(Excerpts from an interface dataset)
● ● ● ● ●

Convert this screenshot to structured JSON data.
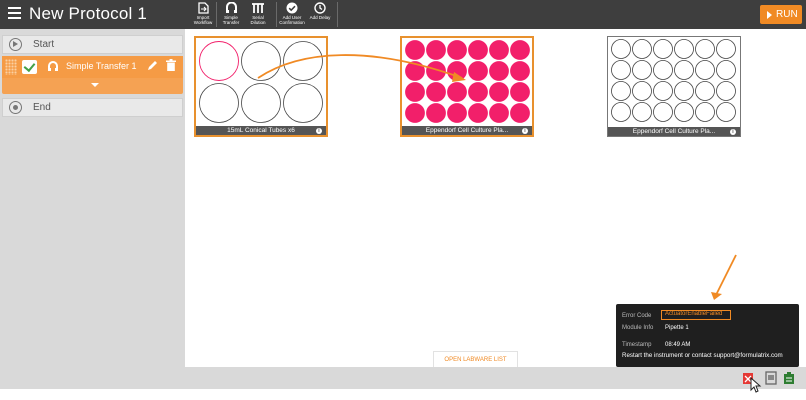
{
  "header": {
    "title": "New Protocol 1",
    "tools": [
      {
        "icon": "import-workflow-icon",
        "label": "Import Workflow"
      },
      {
        "icon": "simple-transfer-icon",
        "label": "Simple Transfer"
      },
      {
        "icon": "serial-dilution-icon",
        "label": "Serial Dilution"
      },
      {
        "icon": "add-user-confirmation-icon",
        "label": "Add User Confirmation"
      },
      {
        "icon": "add-delay-icon",
        "label": "Add Delay"
      }
    ],
    "run_label": "RUN",
    "accent_color": "#f08a24"
  },
  "sidebar": {
    "start_label": "Start",
    "step_label": "Simple Transfer 1",
    "end_label": "End"
  },
  "labware": [
    {
      "name": "15mL Conical Tubes x6"
    },
    {
      "name": "Eppendorf Cell Culture Pla..."
    },
    {
      "name": "Eppendorf Cell Culture Pla..."
    }
  ],
  "colors": {
    "well_fill": "#f21f6a",
    "selected_border": "#e8912e",
    "error_badge": "#f08a24"
  },
  "open_list_label": "OPEN LABWARE LIST",
  "error": {
    "code_label": "Error Code",
    "code_value": "ActuatorEnableFailed",
    "module_label": "Module Info",
    "module_value": "Pipette 1",
    "timestamp_label": "Timestamp",
    "timestamp_value": "08:49 AM",
    "message": "Restart the instrument or contact support@formulatrix.com"
  },
  "status_icons": [
    "error-notification-icon",
    "log-icon",
    "clipboard-icon"
  ]
}
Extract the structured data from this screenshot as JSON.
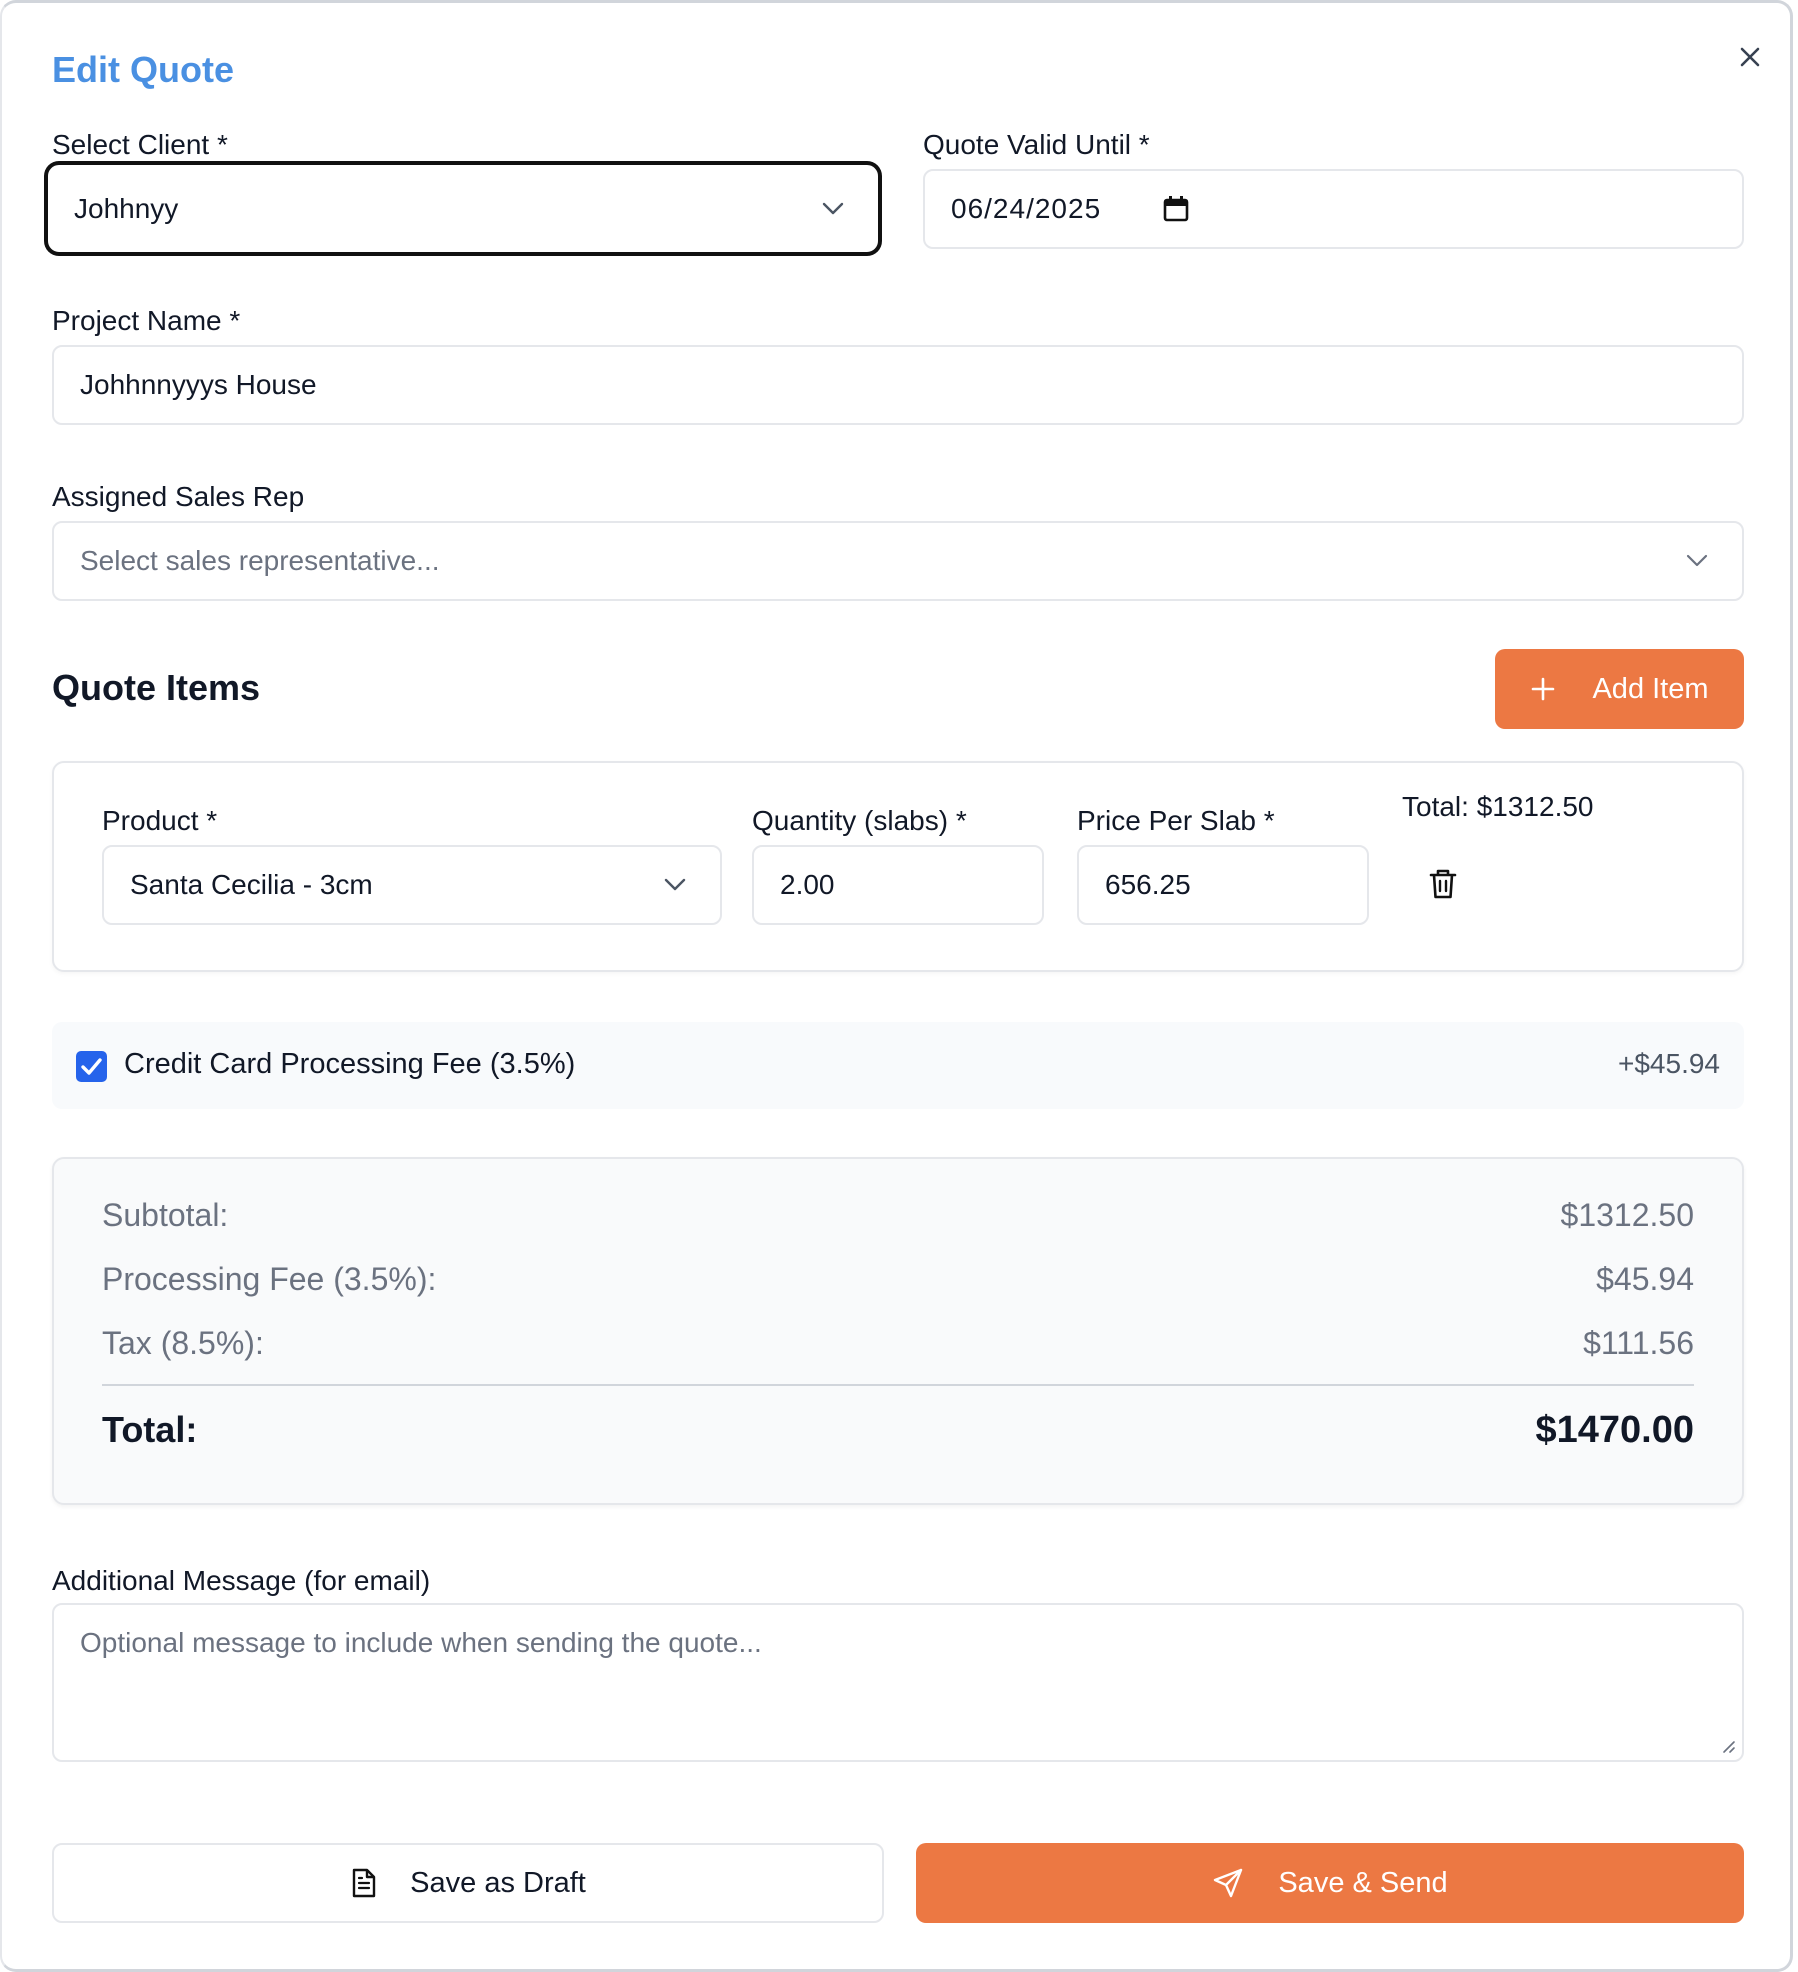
{
  "dialog": {
    "title": "Edit Quote"
  },
  "client": {
    "label": "Select Client *",
    "value": "Johhnyy"
  },
  "valid_until": {
    "label": "Quote Valid Until *",
    "value": "06/24/2025"
  },
  "project": {
    "label": "Project Name *",
    "value": "Johhnnyyys House"
  },
  "sales_rep": {
    "label": "Assigned Sales Rep",
    "placeholder": "Select sales representative..."
  },
  "quote_items": {
    "title": "Quote Items",
    "add_label": "Add Item",
    "item": {
      "product_label": "Product *",
      "product_value": "Santa Cecilia - 3cm",
      "quantity_label": "Quantity (slabs) *",
      "quantity_value": "2.00",
      "price_label": "Price Per Slab *",
      "price_value": "656.25",
      "total_text": "Total: $1312.50"
    }
  },
  "processing_fee": {
    "checked": true,
    "label": "Credit Card Processing Fee (3.5%)",
    "amount": "+$45.94"
  },
  "summary": {
    "subtotal_label": "Subtotal:",
    "subtotal_value": "$1312.50",
    "fee_label": "Processing Fee (3.5%):",
    "fee_value": "$45.94",
    "tax_label": "Tax (8.5%):",
    "tax_value": "$111.56",
    "total_label": "Total:",
    "total_value": "$1470.00"
  },
  "message": {
    "label": "Additional Message (for email)",
    "placeholder": "Optional message to include when sending the quote..."
  },
  "actions": {
    "draft_label": "Save as Draft",
    "send_label": "Save & Send"
  },
  "colors": {
    "accent": "#ec7843",
    "title": "#4a90e2",
    "checkbox": "#2563eb"
  }
}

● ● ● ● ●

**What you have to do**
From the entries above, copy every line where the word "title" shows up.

**Solution for this exercise**
    "title": "New Protocol 1",
    "title": "Edit Quote"
    "title": "Quote Items",
    "title": "#4a90e2",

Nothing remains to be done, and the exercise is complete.